4.3. The minister must substantiate with empirical evidence how “an industry which delivers effective risk management across all its operations and which is especially vigilant in testing operational impacts on current and future environments” will be created, given that,

4.3.1.South Africa has a policy of dumping drill wastes at sea – lubricants are typically dumped as liquid

waste. This poses severe environmental damage in the form of soil degradation, water contamination and interference with ecosystem balance. Lubricants, both used and fresh, can cause considerable damage to the environment mainly due to their high potential for severe water pollution. In addition, the additives contained in these products can be toxic to flora and fauna. In recycled fluids, the oxidation products can be highly toxic as well. Dilution does not stop these chemicals being very dangerous.

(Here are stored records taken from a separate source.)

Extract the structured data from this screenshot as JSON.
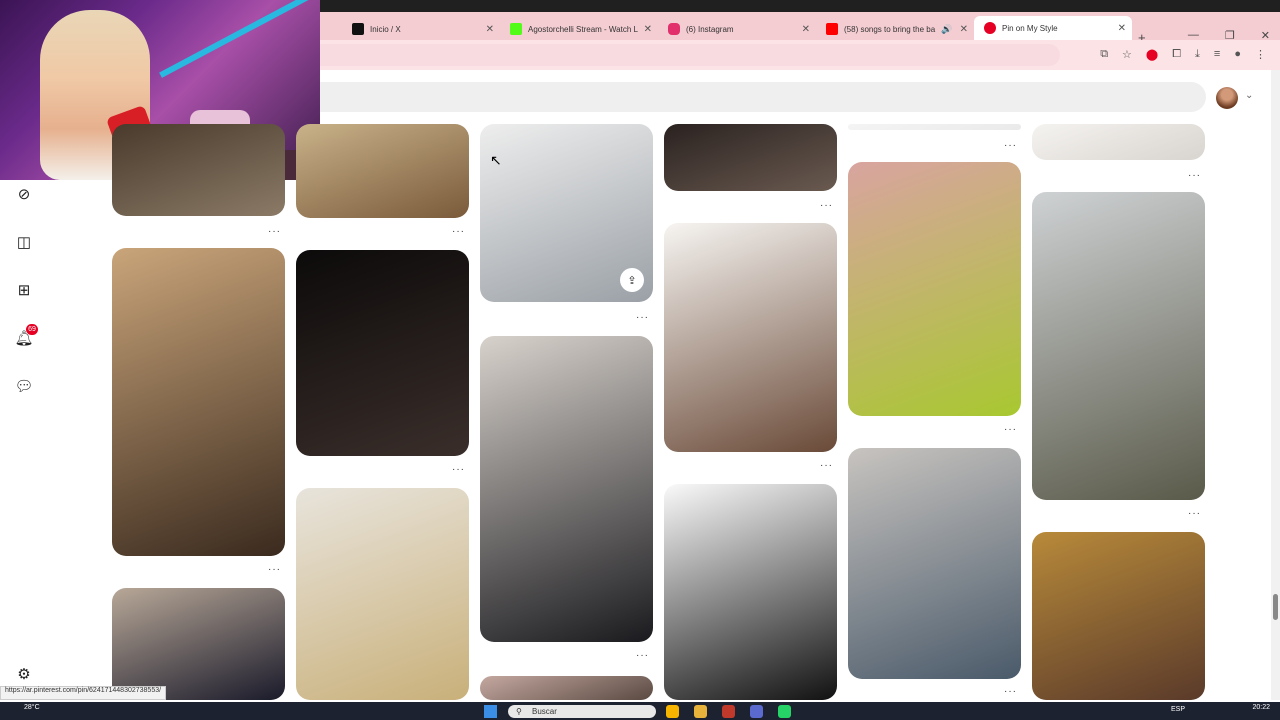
{
  "browser": {
    "tabs": [
      {
        "label": "Inicio / X",
        "color": "#111111",
        "active": false
      },
      {
        "label": "Agostorchelli Stream - Watch L",
        "color": "#53fc18",
        "active": false
      },
      {
        "label": "(6) Instagram",
        "color": "#e1306c",
        "active": false
      },
      {
        "label": "(58) songs to bring the ba",
        "color": "#ff0000",
        "active": false
      },
      {
        "label": "Pin on My Style",
        "color": "#e60023",
        "active": true
      }
    ],
    "new_tab_label": "+",
    "status_url": "https://ar.pinterest.com/pin/624171448302738553/"
  },
  "sidebar": {
    "icons": [
      "explore-icon",
      "boards-icon",
      "create-icon",
      "notifications-icon",
      "messages-icon",
      "settings-icon"
    ],
    "notifications_badge": "69"
  },
  "pins": [
    {
      "name": "pin-living-room",
      "colors": [
        "#4a3a2c",
        "#8a7a66"
      ]
    },
    {
      "name": "pin-food-boots",
      "colors": [
        "#c9b28a",
        "#7a5a3a"
      ]
    },
    {
      "name": "pin-grey-outfit",
      "colors": [
        "#eeeeee",
        "#9aa0a6"
      ]
    },
    {
      "name": "pin-black-dress-heels",
      "colors": [
        "#2a2220",
        "#6a5a50"
      ]
    },
    {
      "name": "pin-dark-top",
      "colors": [
        "#f4f4f4",
        "#eaeaea"
      ]
    },
    {
      "name": "pin-building-top",
      "colors": [
        "#f5f3f0",
        "#d8d4cf"
      ]
    },
    {
      "name": "pin-leopard-dress",
      "colors": [
        "#caa57a",
        "#3a2a1e"
      ]
    },
    {
      "name": "pin-car-tights",
      "colors": [
        "#0c0a0a",
        "#3a2e2a"
      ]
    },
    {
      "name": "pin-brown-outfit-flatlay",
      "colors": [
        "#f7f5f2",
        "#6a4a38"
      ]
    },
    {
      "name": "pin-green-top",
      "colors": [
        "#d9a4a0",
        "#a8c830"
      ]
    },
    {
      "name": "pin-hoodie-duo",
      "colors": [
        "#cfd2d4",
        "#5a5a4a"
      ]
    },
    {
      "name": "pin-street-mesh-top",
      "colors": [
        "#b8a898",
        "#1a1a2a"
      ]
    },
    {
      "name": "pin-blonde-portrait",
      "colors": [
        "#e8e4dc",
        "#c9b07a"
      ]
    },
    {
      "name": "pin-fur-jacket",
      "colors": [
        "#d8d2cc",
        "#1a1a1e"
      ]
    },
    {
      "name": "pin-black-dress-flatlay",
      "colors": [
        "#fafafa",
        "#111111"
      ]
    },
    {
      "name": "pin-baggy-jeans",
      "colors": [
        "#c8c4c0",
        "#4a5a6a"
      ]
    },
    {
      "name": "pin-gold-frame",
      "colors": [
        "#b88a3a",
        "#5a3a2a"
      ]
    },
    {
      "name": "pin-partial-bottom",
      "colors": [
        "#c4a8a0",
        "#5a4a42"
      ]
    }
  ],
  "taskbar": {
    "weather": "28°C",
    "search_placeholder": "Buscar",
    "language": "ESP",
    "time": "20:22"
  }
}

4.3.2.South Africa has a turbulent coast with many ship wrecks. Some of the envisioned wells will be at pioneer depths in the fastest western boundary current in the world and there is an empirical relationship between the depth of drilling operations and the frequency of accidents during drilling operations (Cordes et al. 2016).

4.3.3.Climate change blows open risk mitigation since how the ocean may behave in the near future is unchartered territory and essentially an unmanageable risk.

4.3.4.Please provide specifics about how effective risk management is going to be imposed on industry operations when an enabling environment has already created?

4.3.5.How was allowing Total to bring a rig into South African waters that couldn’t withstand the turbulence (2014) risk management? (Offshore Engineer 2018)

4.3.6.Which government agency, with what capacity and budget will be tasked with risk management?

4.3.7.Which government agency will be tasked with testing operational impacts?

4.3.8.Oil corporations which have benefited from the exploitation or production of hydrocarbons will bear responsibility for decommissioning and any clean-up of this required. What happens when these corporations are liquidated before such?

4.3.9.We have a litany of thousands of abandoned coal and gold mines on land, how is best standard decommissioning and restoration going to be guaranteed at sea?

5. To conflate the exploitation of fossil fuels with sustainable, economic development facilitates marginalisation of the climate crisis, disrespects millions of South Africans who view the sea as sacred and is the crudest of nationalisms. A strategic objective to escalate and “maximise” oil and gas production, with the assumption that South Africa can burn all proven reserves, along with any additional reserves discovered, falls foul of the best available science which should be the foundation of the Marine Sector Plans.

6. The climate science is clear that new fossil fuel development (including methane with its considerably higher global warming potential and tendency to leak) pose a threat to South Africa’s Intergovernmental Panel
on Climate Change (IPPC) climate goals. Ending methane, coal and oil development is key to meeting these goals.Operation Phakisa’s Oil and Gas Stream is not sustainable, is significantly harmful to marine and land bio-webs, comes with extreme climate and environmental risks, risks to fisheries and tourism and makes a mockery of the sound environmental management function provided for in Section 24 of the Bill of Rights.For all the above reasons, we look forward to your most urgent response.

One thought on “ONO Objects to Oil & Gas Sector Plan (Marine Spatial Planning) Leave a comment

Leave a Reply

Fill in your details below or click an icon to log in: Logo

You are commenting using your account. Log Out /  Change )

Facebook photo

You are commenting using your Facebook account. Log Out /  Change )

Connecting to %s

%d bloggers like this: